Under the radar
Amid the country’s stalled banking system and fears of Taliban persecution, there are worries that those at risk will soon run out of money and become unreachable as they go into hiding.
Foreign Office minister James Cleverly promised on Thursday that all correspondence from MPs about rescuing Afghans fleeing the Taliban would be answered by next Thursday.
The minister was responding to an urgent question raised after the prime minister promised all letters and emails from MPs on the matter would be answered by the end of Monday, September 6.
“Since the completion of the evacuation phase we have been urgently working through the correspondence including the hundreds of letters we received from MPs and peers many of which contained multiple cases,” Mr Cleverly told the Commons, adding that more than 100 additional staff had been assigned to work through the caseload.
Former Labour minister and current MP, Chris Bryant, said the government’s approach was a “shambles” and called for a “single point of contact” for all cases raised by MPs.
Ms Smith said that new hotline numbers had been set up for peers to follow up on evacuation plans, but said it was necessary to continue pushing the government on individual cases.
On Thursday, the UK’s Foreign Secretary Dominic Raab confirmed that 13 British nationals had been safely evacuated from Kabul to Doha. Mr Raab said he expected the Taliban to keep their commitment to allow safe passage for those who want to leave, however there are still no clear plans for how and when the thousands of remaining Afghans who are eligible for resettlement abroad would be transported.
Those who were lucky enough to have made it out while evacuations were still under way remain fearful for those left behind. Under ARAP, Mr Aziz was only allowed to bring his wife and children under 18 years old, but he is worried for the safety of his two adult children, particularly his daughter, who are still in Kabul.
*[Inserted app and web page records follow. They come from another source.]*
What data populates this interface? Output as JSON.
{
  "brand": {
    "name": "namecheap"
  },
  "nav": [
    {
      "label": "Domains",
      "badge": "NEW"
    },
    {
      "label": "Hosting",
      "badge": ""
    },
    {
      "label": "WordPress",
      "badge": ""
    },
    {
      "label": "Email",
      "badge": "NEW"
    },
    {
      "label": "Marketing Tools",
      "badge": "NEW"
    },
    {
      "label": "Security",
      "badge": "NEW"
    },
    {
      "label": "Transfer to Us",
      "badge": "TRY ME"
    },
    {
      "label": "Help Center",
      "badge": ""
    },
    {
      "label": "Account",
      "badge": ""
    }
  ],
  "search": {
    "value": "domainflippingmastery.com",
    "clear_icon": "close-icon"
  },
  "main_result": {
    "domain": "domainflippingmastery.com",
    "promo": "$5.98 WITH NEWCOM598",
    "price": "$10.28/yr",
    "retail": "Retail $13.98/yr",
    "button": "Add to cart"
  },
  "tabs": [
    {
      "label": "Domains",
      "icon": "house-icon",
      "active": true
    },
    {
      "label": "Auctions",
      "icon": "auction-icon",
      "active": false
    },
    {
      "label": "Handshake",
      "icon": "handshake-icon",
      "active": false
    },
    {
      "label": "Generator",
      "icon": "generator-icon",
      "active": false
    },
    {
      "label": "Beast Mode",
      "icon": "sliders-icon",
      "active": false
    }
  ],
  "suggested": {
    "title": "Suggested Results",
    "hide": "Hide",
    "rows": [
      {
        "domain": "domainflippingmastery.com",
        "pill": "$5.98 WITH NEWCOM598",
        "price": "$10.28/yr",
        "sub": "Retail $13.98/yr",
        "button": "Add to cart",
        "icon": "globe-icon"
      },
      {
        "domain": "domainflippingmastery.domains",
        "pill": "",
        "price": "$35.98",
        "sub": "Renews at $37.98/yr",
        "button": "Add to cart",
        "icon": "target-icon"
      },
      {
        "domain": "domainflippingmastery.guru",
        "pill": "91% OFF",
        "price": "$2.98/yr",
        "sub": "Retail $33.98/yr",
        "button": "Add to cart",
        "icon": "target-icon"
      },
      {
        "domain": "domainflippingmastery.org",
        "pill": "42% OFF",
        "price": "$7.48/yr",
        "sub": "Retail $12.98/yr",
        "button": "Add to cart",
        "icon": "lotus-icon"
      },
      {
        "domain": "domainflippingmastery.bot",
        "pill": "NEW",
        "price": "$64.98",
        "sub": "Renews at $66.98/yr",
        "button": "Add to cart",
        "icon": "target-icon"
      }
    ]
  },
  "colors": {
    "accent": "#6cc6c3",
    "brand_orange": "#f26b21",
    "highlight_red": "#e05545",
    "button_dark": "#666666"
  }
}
Hailing from the Panjshir Valley, the heartland of anti-Taliban resistance, Mr Aziz is worried his children will be taken and harmed by the Taliban for being a part of the minority community. The hard-line rulers are reportedly searching homes door-to-door, pushing many Afghans into hiding.
“We’re worried the Taliban will do to the Panjshir what ISIS did to the Yazidis,” he said. “Everyone here is concerned about their family members back home.”
The ACAA is playing a large role in comforting worried Afghans in the UK and facilitating applications made on their behalf to bring over remaining family. Since the fall of Kabul, the organisation has registered 7,000 people on their system and sent two containers of clothes, toys and sanitary items to several hotels in and around London where Afghans are staying.
The association’s founder, Dr Nooralhaq Nasimi, said his repeated requests to work in co-ordination with the Home Office had gone unanswered.
“The last few weeks have shown how important partnership is … we welcome working with the Home Office during this difficult time,” he said.